While more aggressive riders on rockier trails will almost certainly want a more reinforced, softer compound set of tires, the lighter weight EXO and EXO+ carcass, MaxTerra compound rubber it comes with is another agility and rolling speed booster. That’s backed up by a larger than usual 36T chainring on the XT arms for cranking speed up well past the motor’s cut-off limit.
Another thing we didn’t touch much throughout testing was the suspension. Fox has really made big steps in aligning its default settings and performance with more riders - not just flat-out racers - in the past couple of years anyway, and the Fox 38 and X2 shock here are perfect examples of that.
The E-Bike version of the 38 has a freer moving low-speed compression tune, but a damping tune and an extra volume spacer stop it from diving too deep if you really slam the front end. The resulting balance of fork and rear end on the Decoy has to be one of the most sorted punishment-eating, tire-gluing combinations we’ve used recently.
The extra weight of the motor and battery tips the unsprung-to-sprung ratio of the bike even more in the favour of sensitivity. The short rear end also helps the rear wheel respond really quickly in terms of slap impacts and rebound so the whole bike feels more alive but tracking consistently in 3D, however chaotic things get.
A continually connected, well-supported ride feel means slamming the bars super low and hard into every turn to exploit the Assegai tire grip was one of the most addictive elements of the YT’s personality.
Looking at the geometry and the previous generation motor of the Decoy Elite you’d be forgiven for thinking it was dated and not worth a look. Check out the carbon wheels, Fox Factory dropper and lower price compared to the Decoy Core 4, however, and that less-powerful-but-proven motor is a lot easier to forgive. What the short reach and back end lack in stability and calm confidence, they potentially make up for with a super-agile, rear-sliding mullet character if you’re into tighter trails rather than max-speed racing. Add the superbly sorted, premium suspension setup and overall kit value and if you’re after a hugely fun, power-assisted play bike, the Decoy Elite should definitely still be on your shortlist.
Tech Specs: YT Decoy Elite electric mountain bike
- Price: £6,871.09 / €6,999.00
- Head angle: 64.5/65-degrees
- Seat angle: 75.5/76-degrees
- Frame material: Carbon
- Size: Large
- Weight: 23.15kg
- Wheel size: 29in front, 27.5in rear
- Suspension (front/rear): Fox 38 Factory Grip2, 170mm travel, 51mm offset/Fox Float X2 Factory 165mm travel
- Motor: Shimano Steps E8000, 70Nm motor with Shimano E7000 display and E7000 remote switch. Custom YT 540Wh battery
- Drivetrain: Shimano XT 11-51T 12-speed gearing and shifter
- Cranks: Shimano XT, 165mm, 36t chainring
- Brakes: SRAM CODE RSC brakes with 200mm rotors

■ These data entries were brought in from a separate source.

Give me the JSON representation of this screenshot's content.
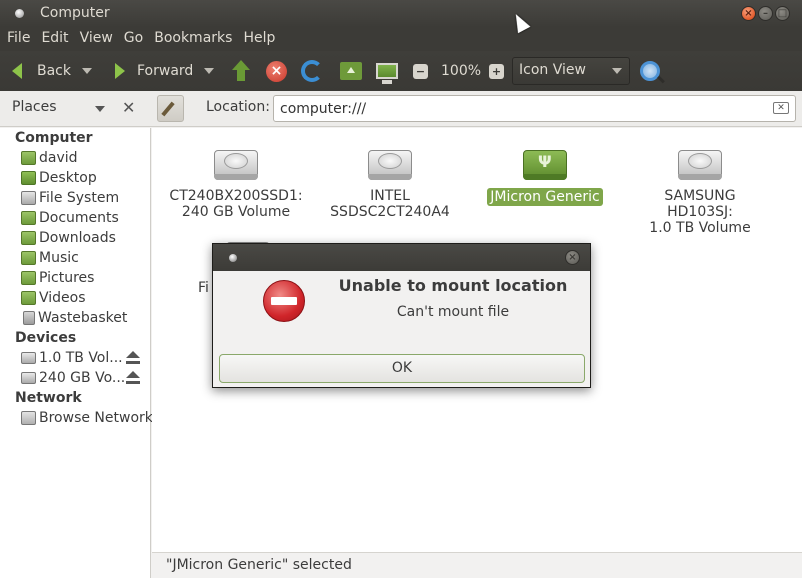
{
  "window": {
    "title": "Computer"
  },
  "menubar": {
    "items": [
      "File",
      "Edit",
      "View",
      "Go",
      "Bookmarks",
      "Help"
    ]
  },
  "toolbar": {
    "back_label": "Back",
    "forward_label": "Forward",
    "zoom_level": "100%",
    "view_mode": "Icon View"
  },
  "locationbar": {
    "places_label": "Places",
    "location_label": "Location:",
    "location_value": "computer:///"
  },
  "sidebar": {
    "sections": [
      {
        "heading": "Computer",
        "items": [
          "david",
          "Desktop",
          "File System",
          "Documents",
          "Downloads",
          "Music",
          "Pictures",
          "Videos",
          "Wastebasket"
        ]
      },
      {
        "heading": "Devices",
        "items": [
          "1.0 TB Vol...",
          "240 GB Vo..."
        ]
      },
      {
        "heading": "Network",
        "items": [
          "Browse Network"
        ]
      }
    ]
  },
  "files": [
    {
      "line1": "CT240BX200SSD1:",
      "line2": "240 GB Volume",
      "icon": "hard-drive-icon"
    },
    {
      "line1": "INTEL",
      "line2": "SSDSC2CT240A4",
      "icon": "hard-drive-icon"
    },
    {
      "line1": "JMicron Generic",
      "line2": "",
      "icon": "usb-drive-icon",
      "selected": true
    },
    {
      "line1": "SAMSUNG HD103SJ:",
      "line2": "1.0 TB Volume",
      "icon": "hard-drive-icon"
    },
    {
      "line1": "Fi",
      "line2": "",
      "icon": "hard-drive-icon"
    }
  ],
  "statusbar": {
    "text": "\"JMicron Generic\" selected"
  },
  "dialog": {
    "heading": "Unable to mount location",
    "message": "Can't mount file",
    "ok_label": "OK"
  },
  "colors": {
    "selection": "#7fa64a",
    "error": "#d0252a",
    "titlebar": "#3c3b37"
  }
}
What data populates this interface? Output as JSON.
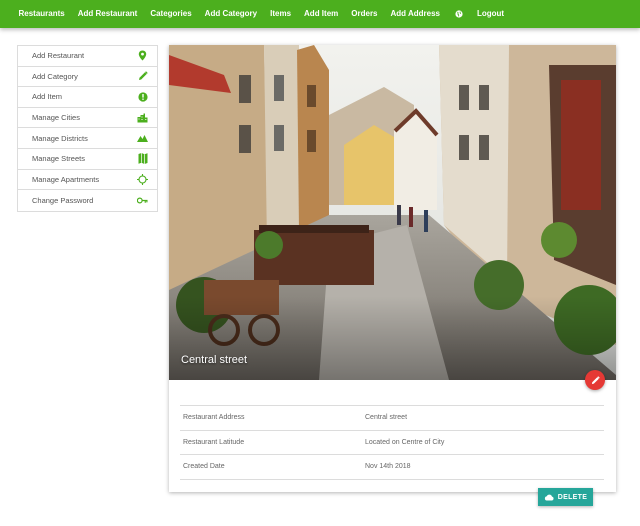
{
  "nav": {
    "items": [
      {
        "label": "Restaurants"
      },
      {
        "label": "Add Restaurant"
      },
      {
        "label": "Categories"
      },
      {
        "label": "Add Category"
      },
      {
        "label": "Items"
      },
      {
        "label": "Add Item"
      },
      {
        "label": "Orders"
      },
      {
        "label": "Add Address"
      }
    ],
    "icon": "globe-icon",
    "logout": "Logout"
  },
  "sidebar": {
    "items": [
      {
        "label": "Add Restaurant",
        "icon": "location-pin-icon"
      },
      {
        "label": "Add Category",
        "icon": "pencil-icon"
      },
      {
        "label": "Add Item",
        "icon": "info-circle-icon"
      },
      {
        "label": "Manage Cities",
        "icon": "city-icon"
      },
      {
        "label": "Manage Districts",
        "icon": "terrain-icon"
      },
      {
        "label": "Manage Streets",
        "icon": "map-icon"
      },
      {
        "label": "Manage Apartments",
        "icon": "crosshair-icon"
      },
      {
        "label": "Change Password",
        "icon": "key-icon"
      }
    ]
  },
  "card": {
    "caption": "Central street",
    "edit_icon": "pencil-icon",
    "details": [
      {
        "label": "Restaurant Address",
        "value": "Central street"
      },
      {
        "label": "Restaurant Latitude",
        "value": "Located on Centre of City"
      },
      {
        "label": "Created Date",
        "value": "Nov 14th 2018"
      }
    ]
  },
  "delete_button": {
    "label": "DELETE",
    "icon": "cloud-icon"
  },
  "colors": {
    "nav_bg": "#4caf1e",
    "icon_green": "#4caf1e",
    "fab_red": "#e53935",
    "delete_teal": "#26a69a"
  }
}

- Cockpit: Renthal FatBar 35 800m bar, Renthal Apex 35 55mm stem
- Wheelset: Crankbrothers Synthesis E11 with i9 hubs
- Tires: Maxxis Assegai 29x2.5 Exo/Minion DHR II Exo+ 27.5x 2.8in tires
- Seatpost: Fox Transfer Factory 175mm dropper post
- Saddle: SDG Radar Mtn saddle